→ INPUT DATA

◇ ◇ ◇ ◇ ◇ ◇ ◇

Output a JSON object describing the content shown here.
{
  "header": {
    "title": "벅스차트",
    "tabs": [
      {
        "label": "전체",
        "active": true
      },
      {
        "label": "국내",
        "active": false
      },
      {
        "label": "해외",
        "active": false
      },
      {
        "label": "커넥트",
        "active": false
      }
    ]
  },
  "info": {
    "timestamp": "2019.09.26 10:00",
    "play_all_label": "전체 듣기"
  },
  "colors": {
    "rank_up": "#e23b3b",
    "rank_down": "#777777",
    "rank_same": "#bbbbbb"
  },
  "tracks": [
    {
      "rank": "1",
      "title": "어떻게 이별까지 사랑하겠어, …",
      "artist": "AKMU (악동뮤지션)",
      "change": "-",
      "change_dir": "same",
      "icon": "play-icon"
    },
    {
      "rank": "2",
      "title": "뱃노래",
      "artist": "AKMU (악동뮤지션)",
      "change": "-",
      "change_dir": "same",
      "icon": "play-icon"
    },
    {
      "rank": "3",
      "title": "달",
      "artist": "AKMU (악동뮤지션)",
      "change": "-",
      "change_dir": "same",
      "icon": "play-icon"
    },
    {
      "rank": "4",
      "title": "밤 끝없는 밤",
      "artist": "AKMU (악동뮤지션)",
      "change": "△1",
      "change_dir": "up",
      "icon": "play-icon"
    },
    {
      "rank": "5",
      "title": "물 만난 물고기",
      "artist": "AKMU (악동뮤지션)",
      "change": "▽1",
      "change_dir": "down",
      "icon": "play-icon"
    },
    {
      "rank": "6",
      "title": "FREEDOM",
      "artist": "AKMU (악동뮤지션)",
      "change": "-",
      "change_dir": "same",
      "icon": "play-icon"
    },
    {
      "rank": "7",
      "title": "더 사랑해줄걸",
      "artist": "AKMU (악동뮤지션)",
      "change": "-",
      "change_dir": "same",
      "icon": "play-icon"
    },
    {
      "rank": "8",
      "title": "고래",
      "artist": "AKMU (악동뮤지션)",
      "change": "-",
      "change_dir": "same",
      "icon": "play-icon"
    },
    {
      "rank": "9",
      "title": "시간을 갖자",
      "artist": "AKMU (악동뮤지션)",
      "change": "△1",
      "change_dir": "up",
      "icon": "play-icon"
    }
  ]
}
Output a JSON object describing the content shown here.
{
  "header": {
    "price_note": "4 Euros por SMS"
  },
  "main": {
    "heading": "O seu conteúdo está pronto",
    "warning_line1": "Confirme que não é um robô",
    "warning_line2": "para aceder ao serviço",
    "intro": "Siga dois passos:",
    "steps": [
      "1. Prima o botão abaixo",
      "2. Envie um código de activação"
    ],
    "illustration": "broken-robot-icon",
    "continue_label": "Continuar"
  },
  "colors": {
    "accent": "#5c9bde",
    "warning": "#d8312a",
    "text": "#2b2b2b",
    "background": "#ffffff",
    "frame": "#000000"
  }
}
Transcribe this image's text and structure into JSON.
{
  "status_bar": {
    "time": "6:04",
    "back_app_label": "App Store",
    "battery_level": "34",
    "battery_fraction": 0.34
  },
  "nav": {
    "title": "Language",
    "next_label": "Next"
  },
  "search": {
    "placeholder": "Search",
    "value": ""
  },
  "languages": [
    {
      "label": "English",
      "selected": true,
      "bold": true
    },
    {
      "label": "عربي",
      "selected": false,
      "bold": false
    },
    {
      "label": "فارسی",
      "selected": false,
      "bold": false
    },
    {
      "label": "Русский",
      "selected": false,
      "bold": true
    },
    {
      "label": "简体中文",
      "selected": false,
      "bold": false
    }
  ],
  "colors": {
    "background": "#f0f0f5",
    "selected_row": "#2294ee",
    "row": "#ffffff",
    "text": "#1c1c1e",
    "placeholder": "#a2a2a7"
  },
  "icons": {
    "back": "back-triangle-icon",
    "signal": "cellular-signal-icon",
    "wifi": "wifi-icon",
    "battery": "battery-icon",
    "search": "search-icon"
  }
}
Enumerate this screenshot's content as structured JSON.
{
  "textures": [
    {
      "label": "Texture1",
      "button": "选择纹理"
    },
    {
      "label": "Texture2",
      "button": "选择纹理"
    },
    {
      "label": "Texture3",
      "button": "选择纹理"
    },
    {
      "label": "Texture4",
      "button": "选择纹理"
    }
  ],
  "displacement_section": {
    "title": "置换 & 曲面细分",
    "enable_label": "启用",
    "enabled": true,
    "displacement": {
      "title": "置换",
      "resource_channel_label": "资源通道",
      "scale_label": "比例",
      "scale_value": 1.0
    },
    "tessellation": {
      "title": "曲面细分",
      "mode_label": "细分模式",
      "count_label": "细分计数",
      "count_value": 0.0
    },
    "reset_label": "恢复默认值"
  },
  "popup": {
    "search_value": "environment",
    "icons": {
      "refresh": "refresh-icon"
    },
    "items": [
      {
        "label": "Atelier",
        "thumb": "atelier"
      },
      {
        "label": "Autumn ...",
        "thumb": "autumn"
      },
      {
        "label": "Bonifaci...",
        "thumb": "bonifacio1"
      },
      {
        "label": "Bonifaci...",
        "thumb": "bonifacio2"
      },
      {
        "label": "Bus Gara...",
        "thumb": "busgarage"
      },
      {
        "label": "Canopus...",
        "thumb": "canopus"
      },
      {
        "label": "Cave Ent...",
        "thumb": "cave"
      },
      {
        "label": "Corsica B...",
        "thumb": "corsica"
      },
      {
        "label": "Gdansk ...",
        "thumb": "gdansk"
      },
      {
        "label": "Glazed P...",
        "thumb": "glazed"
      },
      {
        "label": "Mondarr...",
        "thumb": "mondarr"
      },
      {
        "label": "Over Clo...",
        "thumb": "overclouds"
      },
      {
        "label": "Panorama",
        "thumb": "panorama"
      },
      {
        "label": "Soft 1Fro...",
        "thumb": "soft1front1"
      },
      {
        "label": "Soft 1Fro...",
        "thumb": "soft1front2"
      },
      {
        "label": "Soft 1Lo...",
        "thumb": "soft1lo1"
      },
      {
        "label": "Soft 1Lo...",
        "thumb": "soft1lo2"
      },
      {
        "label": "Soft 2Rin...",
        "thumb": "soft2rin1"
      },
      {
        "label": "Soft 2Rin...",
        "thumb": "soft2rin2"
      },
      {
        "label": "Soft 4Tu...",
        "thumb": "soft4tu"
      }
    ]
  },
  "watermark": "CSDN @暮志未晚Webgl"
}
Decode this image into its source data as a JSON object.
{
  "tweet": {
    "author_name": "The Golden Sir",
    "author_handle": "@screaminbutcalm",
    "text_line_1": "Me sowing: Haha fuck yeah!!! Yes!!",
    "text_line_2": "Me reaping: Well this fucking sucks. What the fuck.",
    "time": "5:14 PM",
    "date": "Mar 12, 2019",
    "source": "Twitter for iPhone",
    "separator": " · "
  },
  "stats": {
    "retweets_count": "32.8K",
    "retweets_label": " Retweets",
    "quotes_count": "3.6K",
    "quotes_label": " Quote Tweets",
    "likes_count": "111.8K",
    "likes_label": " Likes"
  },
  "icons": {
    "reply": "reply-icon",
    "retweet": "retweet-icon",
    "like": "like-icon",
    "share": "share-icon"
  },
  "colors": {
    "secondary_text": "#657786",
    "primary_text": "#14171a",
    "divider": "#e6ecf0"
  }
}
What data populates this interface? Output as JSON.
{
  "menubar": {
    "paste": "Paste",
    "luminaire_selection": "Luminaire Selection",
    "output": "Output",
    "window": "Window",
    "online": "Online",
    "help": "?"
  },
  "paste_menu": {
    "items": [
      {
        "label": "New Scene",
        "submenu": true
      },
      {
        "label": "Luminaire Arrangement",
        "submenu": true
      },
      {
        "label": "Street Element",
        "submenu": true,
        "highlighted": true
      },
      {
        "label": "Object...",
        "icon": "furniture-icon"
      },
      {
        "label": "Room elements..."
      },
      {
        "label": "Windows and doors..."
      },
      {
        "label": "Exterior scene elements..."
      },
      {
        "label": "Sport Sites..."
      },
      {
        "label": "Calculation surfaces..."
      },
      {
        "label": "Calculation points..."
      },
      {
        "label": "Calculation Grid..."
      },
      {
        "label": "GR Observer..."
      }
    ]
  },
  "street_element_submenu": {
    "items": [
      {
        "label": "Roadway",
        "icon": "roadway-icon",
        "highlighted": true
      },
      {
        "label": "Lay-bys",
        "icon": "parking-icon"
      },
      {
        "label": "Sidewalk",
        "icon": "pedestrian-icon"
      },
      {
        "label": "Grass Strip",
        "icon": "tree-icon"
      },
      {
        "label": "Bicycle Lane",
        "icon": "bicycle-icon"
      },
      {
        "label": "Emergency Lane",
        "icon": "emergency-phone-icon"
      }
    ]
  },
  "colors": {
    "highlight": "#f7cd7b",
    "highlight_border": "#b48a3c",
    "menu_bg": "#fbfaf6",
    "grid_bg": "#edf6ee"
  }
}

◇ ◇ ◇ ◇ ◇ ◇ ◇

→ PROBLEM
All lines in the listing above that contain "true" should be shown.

→ TASK RESULT
        "active": true
      "selected": true,
      "bold": true
      "bold": true
    "enabled": true,
        "submenu": true
        "submenu": true
        "submenu": true,
        "highlighted": true
        "highlighted": true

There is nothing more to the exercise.